EXERCISE PROMPT: Carry over every entry exactly as written, though not the pictures it contains.

DATA IN THIS EXERCISE:
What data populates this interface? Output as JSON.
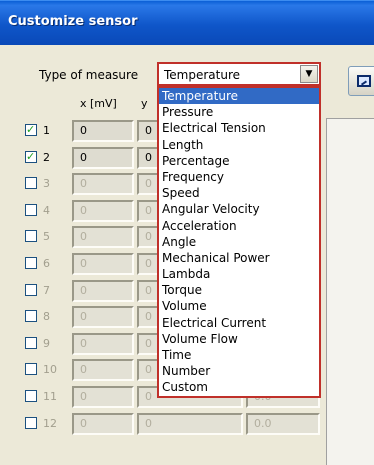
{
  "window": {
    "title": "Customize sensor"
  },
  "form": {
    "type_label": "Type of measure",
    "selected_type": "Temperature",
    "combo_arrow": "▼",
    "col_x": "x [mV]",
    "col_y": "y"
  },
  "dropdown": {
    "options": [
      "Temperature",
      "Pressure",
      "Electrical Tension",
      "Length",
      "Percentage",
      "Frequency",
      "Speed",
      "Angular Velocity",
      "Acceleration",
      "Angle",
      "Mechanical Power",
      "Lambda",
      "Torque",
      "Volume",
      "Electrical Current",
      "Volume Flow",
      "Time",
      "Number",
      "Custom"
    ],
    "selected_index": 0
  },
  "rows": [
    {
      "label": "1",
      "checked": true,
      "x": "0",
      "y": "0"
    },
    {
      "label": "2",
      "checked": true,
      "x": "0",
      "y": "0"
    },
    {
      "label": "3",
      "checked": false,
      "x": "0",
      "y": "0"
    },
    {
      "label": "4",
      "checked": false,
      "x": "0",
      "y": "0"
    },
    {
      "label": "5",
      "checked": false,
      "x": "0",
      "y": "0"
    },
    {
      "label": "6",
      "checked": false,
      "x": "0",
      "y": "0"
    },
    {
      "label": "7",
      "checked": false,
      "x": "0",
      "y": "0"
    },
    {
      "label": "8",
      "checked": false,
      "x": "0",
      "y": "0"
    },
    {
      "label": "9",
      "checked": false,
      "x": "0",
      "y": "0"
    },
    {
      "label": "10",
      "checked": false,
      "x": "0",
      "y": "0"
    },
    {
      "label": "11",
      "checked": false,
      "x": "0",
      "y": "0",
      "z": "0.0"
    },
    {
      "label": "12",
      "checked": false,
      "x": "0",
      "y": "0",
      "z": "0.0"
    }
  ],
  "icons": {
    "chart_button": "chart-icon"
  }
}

EXERCISE SOLUTION:
What data populates this interface? Output as JSON.
{
  "window": {
    "title": "Customize sensor"
  },
  "form": {
    "type_label": "Type of measure",
    "selected_type": "Temperature",
    "combo_arrow": "▼",
    "col_x": "x [mV]",
    "col_y": "y"
  },
  "dropdown": {
    "options": [
      "Temperature",
      "Pressure",
      "Electrical Tension",
      "Length",
      "Percentage",
      "Frequency",
      "Speed",
      "Angular Velocity",
      "Acceleration",
      "Angle",
      "Mechanical Power",
      "Lambda",
      "Torque",
      "Volume",
      "Electrical Current",
      "Volume Flow",
      "Time",
      "Number",
      "Custom"
    ],
    "selected_index": 0
  },
  "rows": [
    {
      "label": "1",
      "checked": true,
      "x": "0",
      "y": "0"
    },
    {
      "label": "2",
      "checked": true,
      "x": "0",
      "y": "0"
    },
    {
      "label": "3",
      "checked": false,
      "x": "0",
      "y": "0"
    },
    {
      "label": "4",
      "checked": false,
      "x": "0",
      "y": "0"
    },
    {
      "label": "5",
      "checked": false,
      "x": "0",
      "y": "0"
    },
    {
      "label": "6",
      "checked": false,
      "x": "0",
      "y": "0"
    },
    {
      "label": "7",
      "checked": false,
      "x": "0",
      "y": "0"
    },
    {
      "label": "8",
      "checked": false,
      "x": "0",
      "y": "0"
    },
    {
      "label": "9",
      "checked": false,
      "x": "0",
      "y": "0"
    },
    {
      "label": "10",
      "checked": false,
      "x": "0",
      "y": "0"
    },
    {
      "label": "11",
      "checked": false,
      "x": "0",
      "y": "0",
      "z": "0.0"
    },
    {
      "label": "12",
      "checked": false,
      "x": "0",
      "y": "0",
      "z": "0.0"
    }
  ],
  "icons": {
    "chart_button": "chart-icon"
  }
}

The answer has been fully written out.